He came up with the idea after growing weary of waiting for the Power-On Self Test (POST) routine to finish during each reboot of his software testing regiment. We remember the old days of slow hardware and can understand his frustration at the lost time. He decided to throw in a shortcut that allowed the software to reboot without power cycling the hardware. The original implementation used CTRL-ALT-ESC, but was later changed so that one frustrated keyboard mash couldn’t accidentally reboot the system.
Continue reading “The origin of CTRL-ALT-DELETE”
About thirty years ago [H. P. Friedrichs] pulled off a hack that greatly improved the process of programming with punch cards. At the time, his school had just two IBM 029 keypunch machines. One of them is shown in the upper right and it uses a keyboard to choose which parts of each card should be punched out. This was time-consuming, and one misplaced keystroke could ruin the card that you were working on. Since you had to sit at the machine and type in your source code these machines were almost always in use.
But wait, the school acquired a dozen of the TRS-80 computers seen in the lower left. They were meant to be used when teaching BASIC, but [HPF] hatched a plan to put them to task for punch card generation. He built his own interface hardware that connected to the expansion port of the new hardware. Using his custom interface a student could create a virtual card deck that could be rearranged and revised to correct mistakes in the source code. The hardware then allows the virtual deck to be dumped in to the punching machine. This broke the bottleneck caused by students sitting at the punch card terminal.
We think that [HPF] sent in this project after seeing the antiquated hardware from that 1970’s calculator. These hacks of yore are a blast to revisit so don’t be afraid to tip us off if you know of a juicy one.
[Frode] felt that using the keyboard for gaming on his old IBM XT computer was simply too noisy. He came up with a much quieter way to game by building an XT adapter for an original NES controller. If you haven’t explored the communication protocol used by the NES peripherals this is a great way to learn. Inside you’ll find a CMOS shift register that captures button states when it receives a latch signal. With that in mind [Frode] came up with a circuit to gather the bits from the controller, and generate input commands using the XT keyboard protocol without using a microcontroller. All of this is explained in the demo after the break.
Most of the NES controller hacks we see permanently alter the hardware. It’s nice to see one used without cracking it open.
Continue reading “Gaming on an IBM XT using an NES controller”
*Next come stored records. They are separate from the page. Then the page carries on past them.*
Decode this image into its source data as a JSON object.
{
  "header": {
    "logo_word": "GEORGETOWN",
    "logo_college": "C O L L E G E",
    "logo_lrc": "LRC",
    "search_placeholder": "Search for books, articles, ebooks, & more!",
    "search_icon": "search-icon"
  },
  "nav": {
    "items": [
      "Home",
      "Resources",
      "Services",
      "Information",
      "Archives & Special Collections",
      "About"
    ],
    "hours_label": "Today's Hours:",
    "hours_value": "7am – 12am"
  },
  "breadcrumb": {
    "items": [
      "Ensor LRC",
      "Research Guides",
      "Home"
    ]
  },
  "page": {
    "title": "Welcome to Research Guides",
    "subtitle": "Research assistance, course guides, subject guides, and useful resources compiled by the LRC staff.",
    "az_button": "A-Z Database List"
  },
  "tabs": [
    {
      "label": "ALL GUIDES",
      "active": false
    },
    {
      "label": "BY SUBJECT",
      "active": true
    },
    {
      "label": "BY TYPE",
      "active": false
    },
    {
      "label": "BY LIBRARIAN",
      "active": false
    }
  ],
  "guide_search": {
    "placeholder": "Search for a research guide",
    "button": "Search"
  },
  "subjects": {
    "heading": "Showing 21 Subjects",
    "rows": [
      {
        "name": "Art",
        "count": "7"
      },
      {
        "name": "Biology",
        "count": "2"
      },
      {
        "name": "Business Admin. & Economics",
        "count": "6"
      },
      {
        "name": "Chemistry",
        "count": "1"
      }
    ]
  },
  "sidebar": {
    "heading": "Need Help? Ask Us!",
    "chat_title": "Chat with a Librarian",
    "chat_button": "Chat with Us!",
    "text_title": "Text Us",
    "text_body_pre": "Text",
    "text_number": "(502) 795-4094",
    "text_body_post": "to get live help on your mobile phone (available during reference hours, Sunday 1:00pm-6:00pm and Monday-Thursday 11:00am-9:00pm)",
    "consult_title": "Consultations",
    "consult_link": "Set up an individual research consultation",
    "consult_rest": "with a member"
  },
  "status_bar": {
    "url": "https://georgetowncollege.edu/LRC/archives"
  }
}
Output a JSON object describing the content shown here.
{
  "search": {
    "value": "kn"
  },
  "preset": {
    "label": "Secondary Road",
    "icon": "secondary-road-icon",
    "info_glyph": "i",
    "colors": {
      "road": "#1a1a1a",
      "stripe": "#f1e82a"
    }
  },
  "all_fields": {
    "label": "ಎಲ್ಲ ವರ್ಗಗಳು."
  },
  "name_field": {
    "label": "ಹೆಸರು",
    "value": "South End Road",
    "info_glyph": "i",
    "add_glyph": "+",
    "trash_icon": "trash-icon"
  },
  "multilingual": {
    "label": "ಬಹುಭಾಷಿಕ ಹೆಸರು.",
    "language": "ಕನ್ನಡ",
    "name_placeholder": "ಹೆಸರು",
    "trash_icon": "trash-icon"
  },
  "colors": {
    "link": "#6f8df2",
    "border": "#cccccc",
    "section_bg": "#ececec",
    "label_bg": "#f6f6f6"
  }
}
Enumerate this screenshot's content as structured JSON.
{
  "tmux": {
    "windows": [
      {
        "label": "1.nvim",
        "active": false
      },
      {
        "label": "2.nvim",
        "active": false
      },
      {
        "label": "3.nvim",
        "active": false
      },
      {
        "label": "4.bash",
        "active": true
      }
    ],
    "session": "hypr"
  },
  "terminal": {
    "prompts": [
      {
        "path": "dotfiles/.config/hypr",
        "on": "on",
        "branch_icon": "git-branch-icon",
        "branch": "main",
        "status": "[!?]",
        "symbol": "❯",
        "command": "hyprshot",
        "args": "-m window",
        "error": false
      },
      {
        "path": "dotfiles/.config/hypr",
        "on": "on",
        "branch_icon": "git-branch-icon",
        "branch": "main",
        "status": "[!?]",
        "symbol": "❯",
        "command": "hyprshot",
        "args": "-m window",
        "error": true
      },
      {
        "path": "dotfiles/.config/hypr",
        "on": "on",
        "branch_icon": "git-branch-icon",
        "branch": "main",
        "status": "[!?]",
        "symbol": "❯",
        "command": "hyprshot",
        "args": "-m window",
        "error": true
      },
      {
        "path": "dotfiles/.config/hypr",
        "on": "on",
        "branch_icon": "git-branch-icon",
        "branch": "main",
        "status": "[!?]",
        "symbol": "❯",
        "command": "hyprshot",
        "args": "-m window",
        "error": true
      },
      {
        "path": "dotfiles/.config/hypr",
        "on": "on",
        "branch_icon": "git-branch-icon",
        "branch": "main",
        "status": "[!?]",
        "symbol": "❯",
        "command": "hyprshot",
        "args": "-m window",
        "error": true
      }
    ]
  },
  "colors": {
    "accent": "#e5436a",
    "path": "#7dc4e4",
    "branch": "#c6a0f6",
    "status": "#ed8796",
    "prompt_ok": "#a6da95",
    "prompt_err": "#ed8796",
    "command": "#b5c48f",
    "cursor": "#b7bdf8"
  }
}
We’ve already brought you a homemade Twitter-enabled washing machine, and toilet, but now a new innovation is being brought to the table by a bigger player. IBM is working on a tweeting television remote, which would allow the user to inform the world what they are watching. Although unfiltered reporting could create awkward situations, the combination of America’s love for television and Twitter is sure to yield interesting results. They also mentioned that it could be configured to report to other sites, such as Facebook or joost. Any ideas why IBM would have in such a patent are welcome in the comments. More info can be found here and here.